What the answer must hold is the line containing "Parse this screenshot: output" and all lines after it through the end of the listing, copied exactly, with pictures left out.

━━ DATA UNDER STUDY ━━

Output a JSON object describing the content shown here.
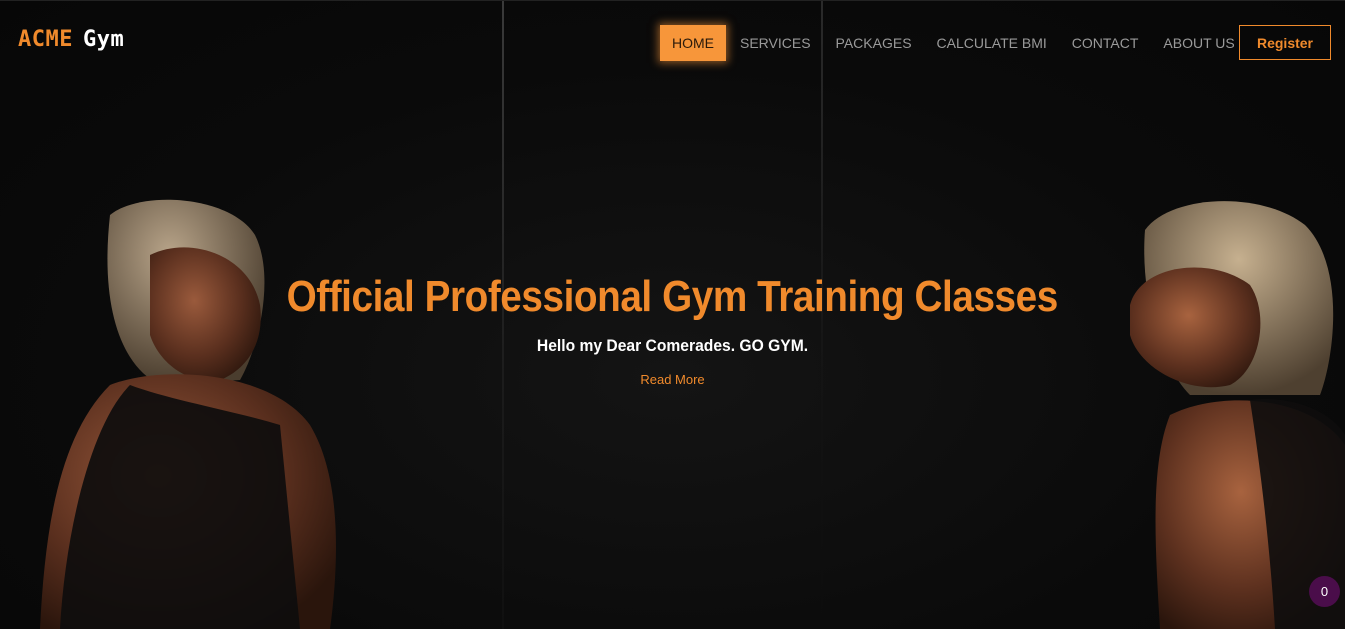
{
  "brand": {
    "first": "ACME",
    "second": "Gym"
  },
  "nav": {
    "items": [
      {
        "label": "HOME",
        "active": true
      },
      {
        "label": "SERVICES",
        "active": false
      },
      {
        "label": "PACKAGES",
        "active": false
      },
      {
        "label": "CALCULATE BMI",
        "active": false
      },
      {
        "label": "CONTACT",
        "active": false
      },
      {
        "label": "ABOUT US",
        "active": false
      }
    ],
    "register_label": "Register"
  },
  "hero": {
    "title": "Official Professional Gym Training Classes",
    "subtitle": "Hello my Dear Comerades. GO GYM.",
    "cta_label": "Read More"
  },
  "floating_badge": {
    "count": "0"
  },
  "colors": {
    "accent": "#f08a2c",
    "active_bg": "#f7963a",
    "badge_bg": "#4a0d4a",
    "background": "#0b0b0c"
  }
}
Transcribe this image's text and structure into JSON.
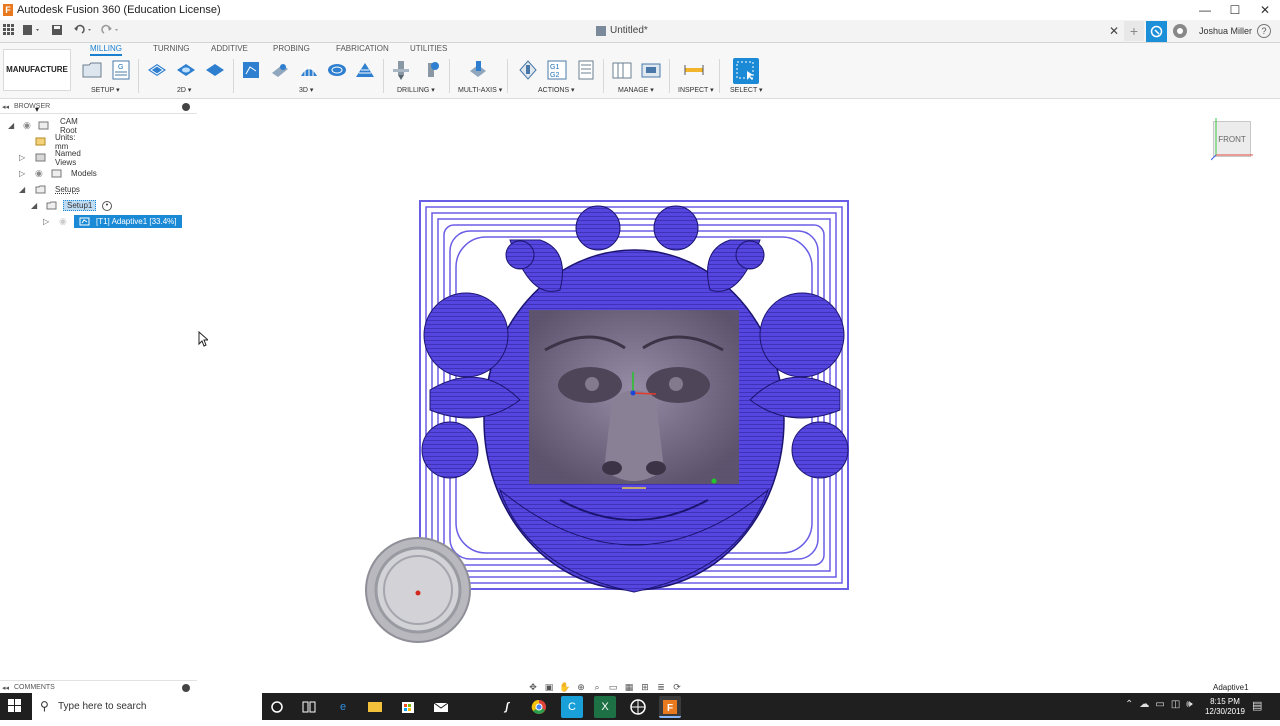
{
  "window": {
    "title": "Autodesk Fusion 360 (Education License)",
    "logo_letter": "F",
    "minimize": "—",
    "maximize": "☐",
    "close": "✕"
  },
  "tabbar": {
    "document": "Untitled*",
    "close": "✕",
    "new_tab": "+",
    "user": "Joshua Miller"
  },
  "ribbon": {
    "workspace": "MANUFACTURE ▾",
    "tabs": [
      "MILLING",
      "TURNING",
      "ADDITIVE",
      "PROBING",
      "FABRICATION",
      "UTILITIES"
    ],
    "active_tab": "MILLING",
    "groups": [
      "SETUP ▾",
      "2D ▾",
      "3D ▾",
      "DRILLING ▾",
      "MULTI-AXIS ▾",
      "ACTIONS ▾",
      "MANAGE ▾",
      "INSPECT ▾",
      "SELECT ▾"
    ]
  },
  "browser": {
    "title": "BROWSER",
    "items": [
      {
        "label": "CAM Root"
      },
      {
        "label": "Units: mm"
      },
      {
        "label": "Named Views"
      },
      {
        "label": "Models"
      },
      {
        "label": "Setups"
      },
      {
        "label": "Setup1"
      },
      {
        "label": "[T1] Adaptive1 [33.4%]"
      }
    ]
  },
  "viewcube": {
    "face": "FRONT"
  },
  "comments": {
    "title": "COMMENTS"
  },
  "status": {
    "right": "Adaptive1"
  },
  "taskbar": {
    "search_placeholder": "Type here to search",
    "time": "8:15 PM",
    "date": "12/30/2019"
  },
  "colors": {
    "accent": "#1b8ad6",
    "toolpath": "#4a3ad8",
    "stock": "#6e6478"
  }
}
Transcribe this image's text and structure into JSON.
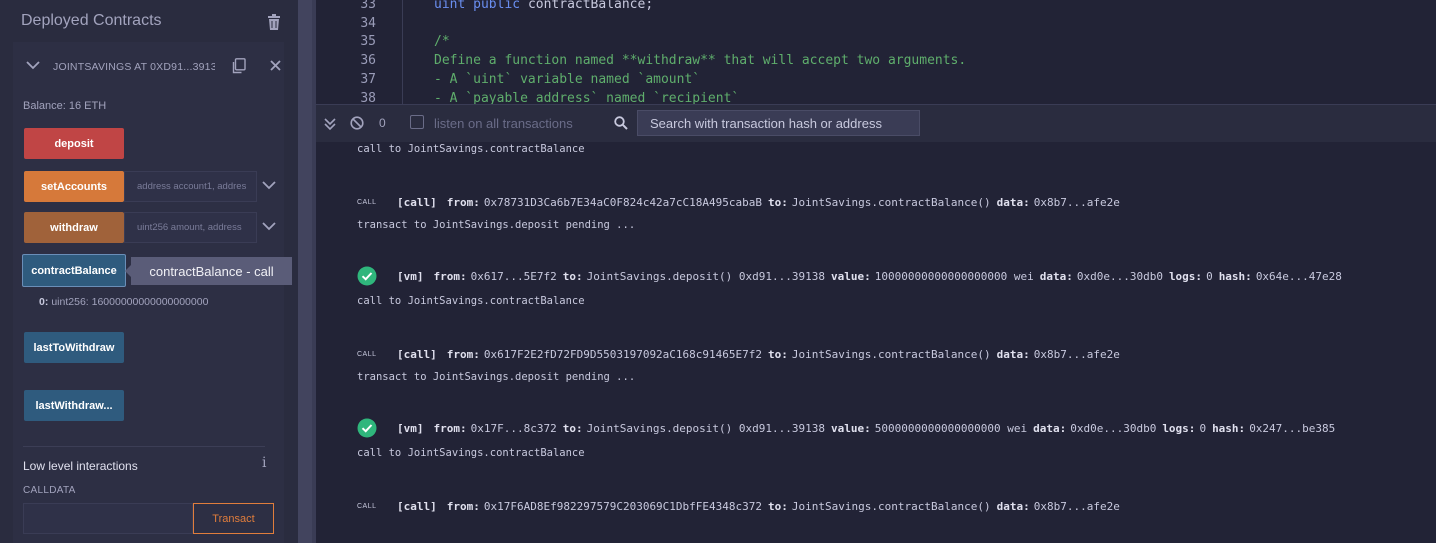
{
  "left_panel": {
    "title": "Deployed Contracts",
    "contract": {
      "name": "JOINTSAVINGS AT 0XD91...3913",
      "balance": "Balance: 16 ETH"
    },
    "functions": [
      {
        "label": "deposit",
        "color": "#c04545"
      },
      {
        "label": "setAccounts",
        "color": "#d6793a",
        "placeholder": "address account1, addres"
      },
      {
        "label": "withdraw",
        "color": "#a0623a",
        "placeholder": "uint256 amount, address"
      },
      {
        "label": "contractBalance",
        "color": "#2f5b7e"
      },
      {
        "label": "lastToWithdraw",
        "color": "#2f5b7e"
      },
      {
        "label": "lastWithdraw...",
        "color": "#2f5b7e"
      }
    ],
    "tooltip": "contractBalance - call",
    "result": {
      "index": "0:",
      "value": "uint256: 16000000000000000000"
    },
    "low_level": {
      "title": "Low level interactions",
      "calldata_label": "CALLDATA",
      "transact_label": "Transact"
    }
  },
  "editor": {
    "lines": [
      {
        "num": "33",
        "parts": [
          {
            "t": "uint ",
            "c": "kw"
          },
          {
            "t": "public ",
            "c": "kw"
          },
          {
            "t": "contractBalance;",
            "c": "plain"
          }
        ]
      },
      {
        "num": "34",
        "parts": []
      },
      {
        "num": "35",
        "parts": [
          {
            "t": "/*",
            "c": "cm"
          }
        ]
      },
      {
        "num": "36",
        "parts": [
          {
            "t": "Define a function named **withdraw** that will accept two arguments.",
            "c": "cm"
          }
        ]
      },
      {
        "num": "37",
        "parts": [
          {
            "t": "- A `uint` variable named `amount`",
            "c": "cm"
          }
        ]
      },
      {
        "num": "38",
        "parts": [
          {
            "t": "- A `payable address` named `recipient`",
            "c": "cm"
          }
        ]
      }
    ]
  },
  "terminal_bar": {
    "count": "0",
    "listen_label": "listen on all transactions",
    "search_placeholder": "Search with transaction hash or address"
  },
  "terminal": {
    "call_badge": "CALL",
    "entries": [
      {
        "type": "text",
        "text": "call to JointSavings.contractBalance"
      },
      {
        "type": "call",
        "items": [
          [
            "[call]",
            ""
          ],
          [
            "from:",
            "0x78731D3Ca6b7E34aC0F824c42a7cC18A495cabaB"
          ],
          [
            "to:",
            "JointSavings.contractBalance()"
          ],
          [
            "data:",
            "0x8b7...afe2e"
          ]
        ]
      },
      {
        "type": "text",
        "text": "transact to JointSavings.deposit pending ..."
      },
      {
        "type": "vm",
        "items": [
          [
            "[vm]",
            ""
          ],
          [
            "from:",
            "0x617...5E7f2"
          ],
          [
            "to:",
            "JointSavings.deposit() 0xd91...39138"
          ],
          [
            "value:",
            "10000000000000000000 wei"
          ],
          [
            "data:",
            "0xd0e...30db0"
          ],
          [
            "logs:",
            "0"
          ],
          [
            "hash:",
            "0x64e...47e28"
          ]
        ]
      },
      {
        "type": "text",
        "text": "call to JointSavings.contractBalance"
      },
      {
        "type": "call",
        "items": [
          [
            "[call]",
            ""
          ],
          [
            "from:",
            "0x617F2E2fD72FD9D5503197092aC168c91465E7f2"
          ],
          [
            "to:",
            "JointSavings.contractBalance()"
          ],
          [
            "data:",
            "0x8b7...afe2e"
          ]
        ]
      },
      {
        "type": "text",
        "text": "transact to JointSavings.deposit pending ..."
      },
      {
        "type": "vm",
        "items": [
          [
            "[vm]",
            ""
          ],
          [
            "from:",
            "0x17F...8c372"
          ],
          [
            "to:",
            "JointSavings.deposit() 0xd91...39138"
          ],
          [
            "value:",
            "5000000000000000000 wei"
          ],
          [
            "data:",
            "0xd0e...30db0"
          ],
          [
            "logs:",
            "0"
          ],
          [
            "hash:",
            "0x247...be385"
          ]
        ]
      },
      {
        "type": "text",
        "text": "call to JointSavings.contractBalance"
      },
      {
        "type": "call",
        "items": [
          [
            "[call]",
            ""
          ],
          [
            "from:",
            "0x17F6AD8Ef982297579C203069C1DbfFE4348c372"
          ],
          [
            "to:",
            "JointSavings.contractBalance()"
          ],
          [
            "data:",
            "0x8b7...afe2e"
          ]
        ]
      }
    ]
  }
}
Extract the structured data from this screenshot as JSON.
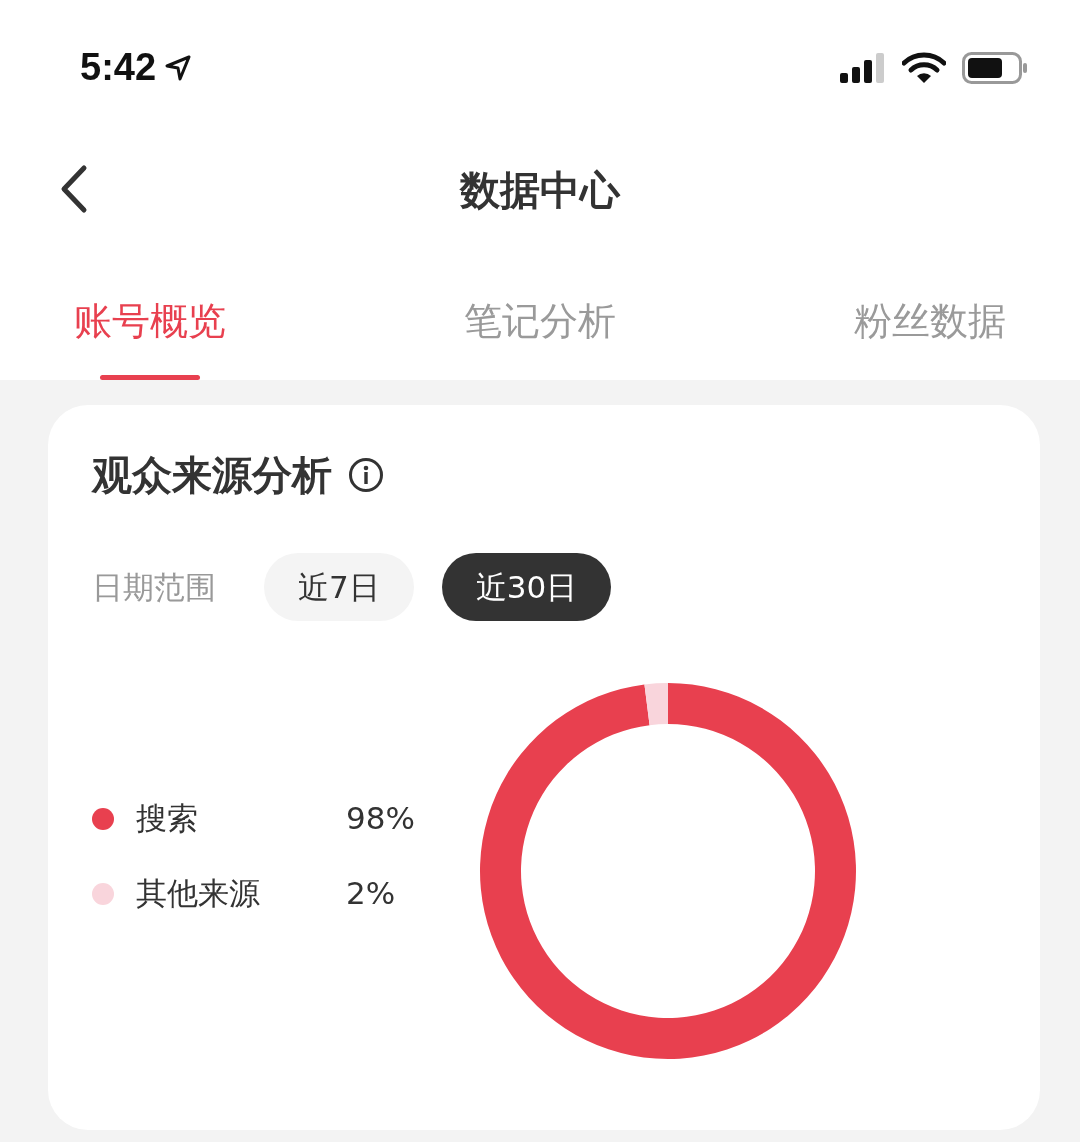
{
  "status_bar": {
    "time": "5:42"
  },
  "header": {
    "title": "数据中心"
  },
  "tabs": [
    {
      "label": "账号概览",
      "selected": true
    },
    {
      "label": "笔记分析",
      "selected": false
    },
    {
      "label": "粉丝数据",
      "selected": false
    }
  ],
  "card": {
    "title": "观众来源分析",
    "date_range_label": "日期范围",
    "ranges": [
      {
        "label": "近7日",
        "selected": false
      },
      {
        "label": "近30日",
        "selected": true
      }
    ],
    "legend": [
      {
        "value": "98%",
        "color": "#e8404f"
      },
      {
        "value": "2%",
        "color": "#f9d5dc"
      }
    ],
    "chart_data": {
      "type": "donut",
      "categories": [
        "搜索",
        "其他来源"
      ],
      "values": [
        98,
        2
      ]
    }
  }
}
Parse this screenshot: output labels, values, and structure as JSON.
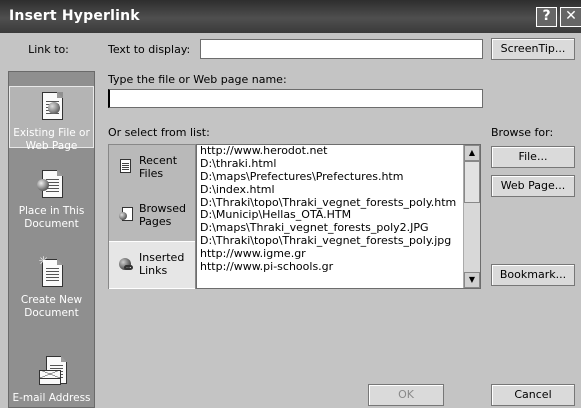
{
  "window": {
    "title": "Insert Hyperlink",
    "help_glyph": "?",
    "close_glyph": "✕"
  },
  "link_to": {
    "label": "Link to:",
    "places": [
      {
        "line1": "Existing File or",
        "line2": "Web Page",
        "icon": "existing-file-icon",
        "active": true
      },
      {
        "line1": "Place in This",
        "line2": "Document",
        "icon": "place-in-document-icon",
        "active": false
      },
      {
        "line1": "Create New",
        "line2": "Document",
        "icon": "create-new-document-icon",
        "active": false
      },
      {
        "line1": "E-mail Address",
        "line2": "",
        "icon": "email-icon",
        "active": false
      }
    ]
  },
  "text_to_display": {
    "label": "Text to display:",
    "value": ""
  },
  "screentip_button": "ScreenTip...",
  "web_name": {
    "label": "Type the file or Web page name:",
    "value": ""
  },
  "select_from_list": {
    "label": "Or select from list:"
  },
  "browse_for": {
    "label": "Browse for:",
    "file_button": "File...",
    "web_page_button": "Web Page..."
  },
  "list_tabs": [
    {
      "line1": "Recent",
      "line2": "Files",
      "icon": "recent-files-icon",
      "active": false
    },
    {
      "line1": "Browsed",
      "line2": "Pages",
      "icon": "browsed-pages-icon",
      "active": false
    },
    {
      "line1": "Inserted",
      "line2": "Links",
      "icon": "inserted-links-icon",
      "active": true
    }
  ],
  "urls": [
    "http://www.herodot.net",
    "D:\\thraki.html",
    "D:\\maps\\Prefectures\\Prefectures.htm",
    "D:\\index.html",
    "D:\\Thraki\\topo\\Thraki_vegnet_forests_poly.htm",
    "D:\\Municip\\Hellas_OTA.HTM",
    "D:\\maps\\Thraki_vegnet_forests_poly2.JPG",
    "D:\\Thraki\\topo\\Thraki_vegnet_forests_poly.jpg",
    "http://www.igme.gr",
    "http://www.pi-schools.gr"
  ],
  "bookmark_button": "Bookmark...",
  "ok_button": "OK",
  "cancel_button": "Cancel"
}
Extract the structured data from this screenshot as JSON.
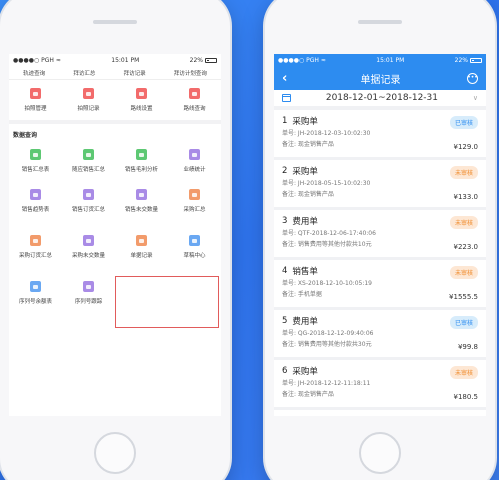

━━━

§ **FINAL ANSWER**:
Parse this screenshot: output labels, values, and structure as JSON.
{
  "window": {
    "title": "Insert Hyperlink",
    "help_glyph": "?",
    "close_glyph": "✕"
  },
  "link_to": {
    "label": "Link to:",
    "places": [
      {
        "line1": "Existing File or",
        "line2": "Web Page",
        "icon": "existing-file-icon",
        "active": true
      },
      {
        "line1": "Place in This",
        "line2": "Document",
        "icon": "place-in-document-icon",
        "active": false
      },
      {
        "line1": "Create New",
        "line2": "Document",
        "icon": "create-new-document-icon",
        "active": false
      },
      {
        "line1": "E-mail Address",
        "line2": "",
        "icon": "email-icon",
        "active": false
      }
    ]
  },
  "text_to_display": {
    "label": "Text to display:",
    "value": ""
  },
  "screentip_button": "ScreenTip...",
  "web_name": {
    "label": "Type the file or Web page name:",
    "value": ""
  },
  "select_from_list": {
    "label": "Or select from list:"
  },
  "browse_for": {
    "label": "Browse for:",
    "file_button": "File...",
    "web_page_button": "Web Page..."
  },
  "list_tabs": [
    {
      "line1": "Recent",
      "line2": "Files",
      "icon": "recent-files-icon",
      "active": false
    },
    {
      "line1": "Browsed",
      "line2": "Pages",
      "icon": "browsed-pages-icon",
      "active": false
    },
    {
      "line1": "Inserted",
      "line2": "Links",
      "icon": "inserted-links-icon",
      "active": true
    }
  ],
  "urls": [
    "http://www.herodot.net",
    "D:\\thraki.html",
    "D:\\maps\\Prefectures\\Prefectures.htm",
    "D:\\index.html",
    "D:\\Thraki\\topo\\Thraki_vegnet_forests_poly.htm",
    "D:\\Municip\\Hellas_OTA.HTM",
    "D:\\maps\\Thraki_vegnet_forests_poly2.JPG",
    "D:\\Thraki\\topo\\Thraki_vegnet_forests_poly.jpg",
    "http://www.igme.gr",
    "http://www.pi-schools.gr"
  ],
  "bookmark_button": "Bookmark...",
  "ok_button": "OK",
  "cancel_button": "Cancel"
}
Extract the structured data from this screenshot as JSON.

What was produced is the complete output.